Two years ago, she said, about 100 workers per month were hired at the center. Now the monthly average is closer to 450. Even so, only about 13 percent of those coming to Centro Humanitario find work.
“We’ll never make 100 percent because there are always more workers coming,” Ji said.
Coors and Salazar differ on how to handle that issue.
Coors would impose progressive penalties on employers who hire illegal immigrants.
“When you speed, you get a ticket. When you break the law, there ought to be consequences,” said Coors, who advocates sending undocumented workers back to their countries.
But he proposes a three- to six-month period in which illegal immigrants could register for temporary worker permits. Once that period is over, Coors said, everyone will have to play by the rules and register for such permits before entering the United States.
Coors does not support the so-called DREAM Act (Development, Relief and Education for Alien Minors, which would let undocumented immigrants who grew up in Colorado pay in-state tuition for Colorado colleges and universities.
Kansas has such a law.
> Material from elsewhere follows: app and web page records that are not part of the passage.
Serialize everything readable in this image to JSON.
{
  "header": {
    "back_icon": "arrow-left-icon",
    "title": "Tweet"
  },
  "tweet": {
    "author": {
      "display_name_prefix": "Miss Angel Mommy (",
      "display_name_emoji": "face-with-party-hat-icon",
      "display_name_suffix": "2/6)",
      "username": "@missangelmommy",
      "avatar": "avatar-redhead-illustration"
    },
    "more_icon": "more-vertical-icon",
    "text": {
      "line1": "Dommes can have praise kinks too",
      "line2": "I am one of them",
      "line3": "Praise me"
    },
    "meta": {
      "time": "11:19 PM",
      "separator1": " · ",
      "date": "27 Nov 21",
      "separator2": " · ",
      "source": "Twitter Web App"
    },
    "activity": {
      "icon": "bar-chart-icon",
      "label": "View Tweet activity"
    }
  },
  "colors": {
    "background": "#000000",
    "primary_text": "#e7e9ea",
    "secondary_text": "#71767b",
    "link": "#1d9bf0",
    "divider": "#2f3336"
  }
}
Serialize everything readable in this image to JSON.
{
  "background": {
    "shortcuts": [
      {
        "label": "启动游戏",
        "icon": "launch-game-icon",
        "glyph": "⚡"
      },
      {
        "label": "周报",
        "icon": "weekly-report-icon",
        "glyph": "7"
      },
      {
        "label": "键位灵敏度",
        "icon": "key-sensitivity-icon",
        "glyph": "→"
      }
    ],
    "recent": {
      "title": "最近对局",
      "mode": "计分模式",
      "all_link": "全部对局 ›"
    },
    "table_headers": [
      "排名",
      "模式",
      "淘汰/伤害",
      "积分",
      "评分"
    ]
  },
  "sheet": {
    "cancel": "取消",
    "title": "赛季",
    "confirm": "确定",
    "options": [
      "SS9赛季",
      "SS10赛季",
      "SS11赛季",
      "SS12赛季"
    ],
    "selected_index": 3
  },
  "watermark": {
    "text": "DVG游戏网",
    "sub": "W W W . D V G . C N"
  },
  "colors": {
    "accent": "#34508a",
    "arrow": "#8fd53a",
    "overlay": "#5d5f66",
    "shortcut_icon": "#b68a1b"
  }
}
The easygoing Coors becomes practically apoplectic when he points out that a Colorado student would have to pay out-of-state tuition at, say, Kansas State, while an illegal immigrant would not.
“That’s wrong,” he said. “That just invites abuse of immigration laws.”
State Sen. Val Vigil, D-Thornton, who twice sponsored a similar proposal for Colorado, and twice saw it die in committee, said he still gets angry mail on the issue.
“The only thing they say is, ‘Send those people back; they broke the law.’ . . . They don’t understand that they’re part of our whole economy, and should they all go back, we’d have a huge problem,” Vigil said.
Waiting for the new regime
Salazar would increase the number of visas for foreign workers, partly as a way to stem outsourcing by American companies. He also would institute a guest worker program similar to the one proposed by President Bush.
He’s spoken out in favor of tougher enforcement of human trafficking laws.
“I think it’s despicable,” he said of the practice of smuggling people across the border, a practice rife with abuse. And, he supports the DREAM Act.
“Education is the keystone to everybody’s future,” he said.
Estevan Flores, director of Denver-based Latino/a Policy & Research Center, expects debate on the DREAM Act and other immigration issues to return to prominence after the election.
“Everybody has stepped back from everything,” he said. “Nothing of significance will be decided these last few months. Everyone’s waiting for the new regime to be in place, whatever that might be.”
Where they stand
U.S. Senate candidates’ positions on immigration issues.
• Opposes amnesty for illegal immigrants
• Supports temporary guest- worker program
• Supports in-state tuition for illegal immigrants who grew up in Colorado
• Opposes amnesty for illegal immigrants
• Supports temporary guest-worker program
• Opposes in-state tuition for illegal immigrants who grew up in Colorado.